The #1 Nutrient You Need To Know About, a Doctor Says
By this point you know how important it is to make sure you're getting adequate levels of vitamins D and C, as well as minerals such as zinc and magnesium to keep your immune system strong. However, there's another (lesser known) nutrient that you want to make sure you don't neglect—especially during flu season.
Sulforaphane is a phytonutrient produced in the body by components found in broccoli and other cruciferous vegetables such as Brussels sprouts, cauliflower, collard greens, and kale. It holds a host of health benefits, including facilitating your body's natural detoxification and anti-inflammatory processes and is known to support immune function. (Related: The 7 Healthiest Foods to Eat Right Now.)
Brian Cornblatt, PhD, Medical Director at Nutramax Laboratories and Avmacol says that sulforaphane can help combat inflammation in the body that occurs, for example, after eating foods that are high in saturated fat.

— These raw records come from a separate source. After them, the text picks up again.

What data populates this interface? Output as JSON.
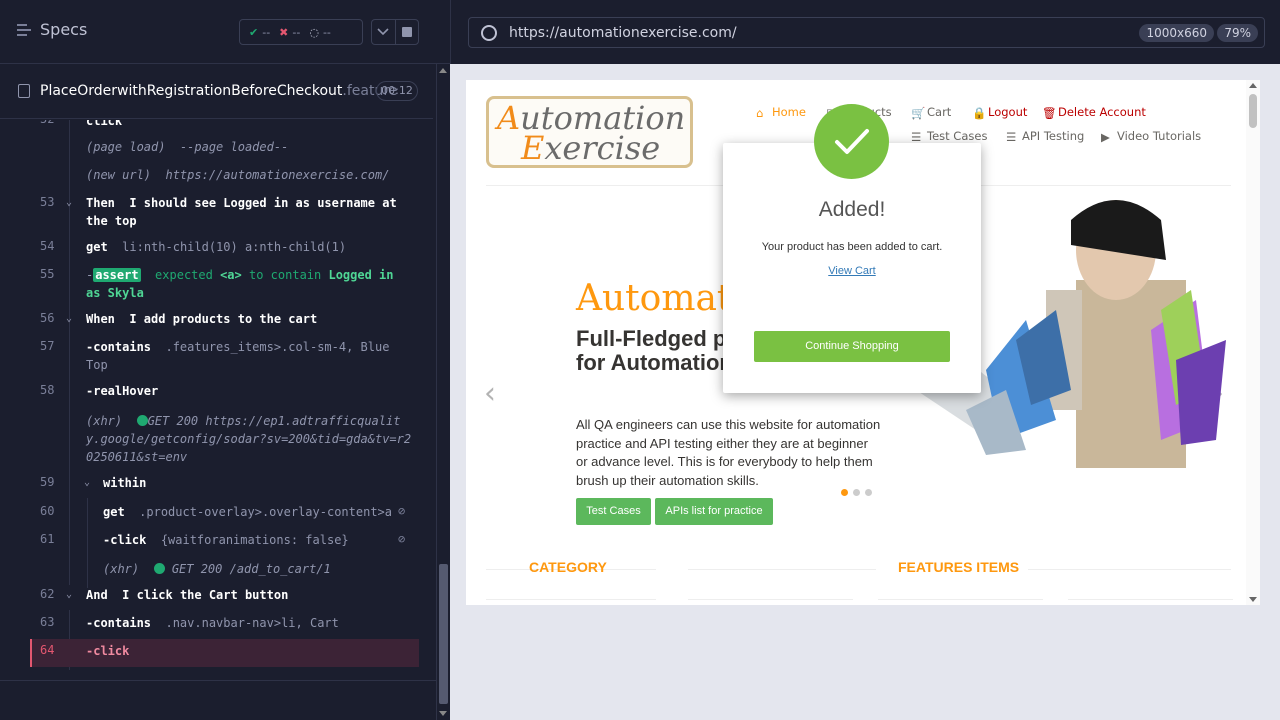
{
  "header": {
    "specs_label": "Specs",
    "passed": "--",
    "failed": "--",
    "pending": "--"
  },
  "file": {
    "name": "PlaceOrderwithRegistrationBeforeCheckout",
    "ext": ".feature",
    "duration": "00:12"
  },
  "log": {
    "r52_ln": "52",
    "r52_cmd": "click",
    "r52b_label": "(page load)",
    "r52b_msg": "--page loaded--",
    "r52c_label": "(new url)",
    "r52c_msg": "https://automationexercise.com/",
    "r53_ln": "53",
    "r53_kw": "Then",
    "r53_text": "I should see Logged in as username at the top",
    "r54_ln": "54",
    "r54_cmd": "get",
    "r54_arg": "li:nth-child(10) a:nth-child(1)",
    "r55_ln": "55",
    "r55_dash": "-",
    "r55_badge": "assert",
    "r55_t1": "expected",
    "r55_t2": "<a>",
    "r55_t3": "to contain",
    "r55_t4": "Logged in as Skyla",
    "r56_ln": "56",
    "r56_kw": "When",
    "r56_text": "I add products to the cart",
    "r57_ln": "57",
    "r57_cmd": "-contains",
    "r57_arg": ".features_items>.col-sm-4, Blue Top",
    "r58_ln": "58",
    "r58_cmd": "-realHover",
    "r58b_label": "(xhr)",
    "r58b_status": "GET 200",
    "r58b_url": "https://ep1.adtrafficquality.google/getconfig/sodar?sv=200&tid=gda&tv=r20250611&st=env",
    "r59_ln": "59",
    "r59_cmd": "within",
    "r60_ln": "60",
    "r60_cmd": "get",
    "r60_arg": ".product-overlay>.overlay-content>a",
    "r61_ln": "61",
    "r61_cmd": "-click",
    "r61_arg": "{waitforanimations: false}",
    "r61b_label": "(xhr)",
    "r61b_status": "GET 200 /add_to_cart/1",
    "r62_ln": "62",
    "r62_kw": "And",
    "r62_text": "I click the Cart button",
    "r63_ln": "63",
    "r63_cmd": "-contains",
    "r63_arg": ".nav.navbar-nav>li, Cart",
    "r64_ln": "64",
    "r64_cmd": "-click"
  },
  "browser": {
    "url": "https://automationexercise.com/",
    "viewport": "1000x660",
    "zoom": "79%"
  },
  "site": {
    "logo_line1_o": "A",
    "logo_line1": "utomation",
    "logo_line2_o": "E",
    "logo_line2": "xercise",
    "nav": {
      "home": "Home",
      "products": "Products",
      "cart": "Cart",
      "logout": "Logout",
      "delete": "Delete Account",
      "testcases": "Test Cases",
      "api": "API Testing",
      "videos": "Video Tutorials"
    },
    "hero_h1": "Automation",
    "hero_h2": "Full-Fledged practice website for Automation Engineers",
    "hero_p": "All QA engineers can use this website for automation practice and API testing either they are at beginner or advance level. This is for everybody to help them brush up their automation skills.",
    "btn_testcases": "Test Cases",
    "btn_apis": "APIs list for practice",
    "category": "CATEGORY",
    "features": "FEATURES ITEMS"
  },
  "modal": {
    "title": "Added!",
    "body": "Your product has been added to cart.",
    "link": "View Cart",
    "button": "Continue Shopping"
  },
  "colors": {
    "accent": "#fe980f",
    "pass": "#1fa971",
    "fail": "#e45770",
    "modal_green": "#7ac142"
  }
}
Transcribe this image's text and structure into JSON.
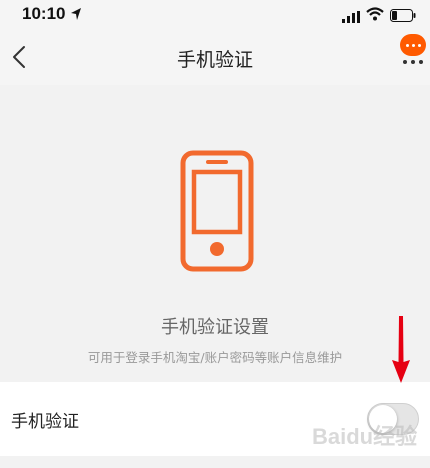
{
  "status_bar": {
    "time": "10:10",
    "icons": [
      "location-arrow-icon",
      "cellular-signal-icon",
      "wifi-icon",
      "battery-icon"
    ]
  },
  "nav": {
    "title": "手机验证",
    "back_icon": "chevron-left-icon",
    "message_icon": "chat-bubble-icon",
    "more_icon": "more-dots-icon"
  },
  "illustration": {
    "icon": "smartphone-icon"
  },
  "section": {
    "title": "手机验证设置",
    "description": "可用于登录手机淘宝/账户密码等账户信息维护"
  },
  "setting": {
    "label": "手机验证",
    "enabled": false
  },
  "annotation": {
    "icon": "red-arrow-icon"
  },
  "watermark": {
    "text": "Baidu经验"
  },
  "colors": {
    "accent": "#ff5a00",
    "phone_icon": "#f26a2e",
    "arrow": "#e60012",
    "background": "#f2f2f2"
  }
}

Everyday exposure to air pollution can also cause inflammation, which is why it's important to equip your diet with plenty of inflammation-fighting nutrients each day.
"Sulforaphane is not often talked about, though it should be," he says. "Not only is sulforaphane a complicated word to say, but it also affects complex mechanisms at the molecular level."
While there is no recommended daily value for sulforphane, Cornblatt says that in order to receive adequate amounts of the nutrient, it may take more than just eating cruciferous vegetables.
"Due to varying growing conditions and the cooking process, it is often difficult to get meaningful amounts of sulforaphane from food sources like broccoli alone," he says. "Which is why a high quality supplement with standardized and consistent amounts of glucoraphanin and the myrosinase enzyme is needed and recognized by a growing number of nutritionists."
Glucoraphanin and the myrosinase enzyme are the two components that help the body produce sulforaphane.
"Sulforaphane has been shown to support one's immune system with published research linking its anti-viral impacts," says Cornblatt.
For example, a 2016 study that was published in the American Journal of Immunology showed that a combination of sulforaphane and beta-glucans (soluble fibers found in cereal grains, yeast, and even some mushrooms) was able to protect mice from adverse (fatal) symptoms of the flu virus.
In short, Cornblatt suggests taking a supplement (if approved by your doctor) that's rich in the nutrient to stay healthy this winter.
"I would advise anyone who wants to explore further to check out ClinicalTrials.gov for more product supportive clinical trial information," he adds.
For more, be sure to check out Foods You Shouldn't Eat If You Have COVID.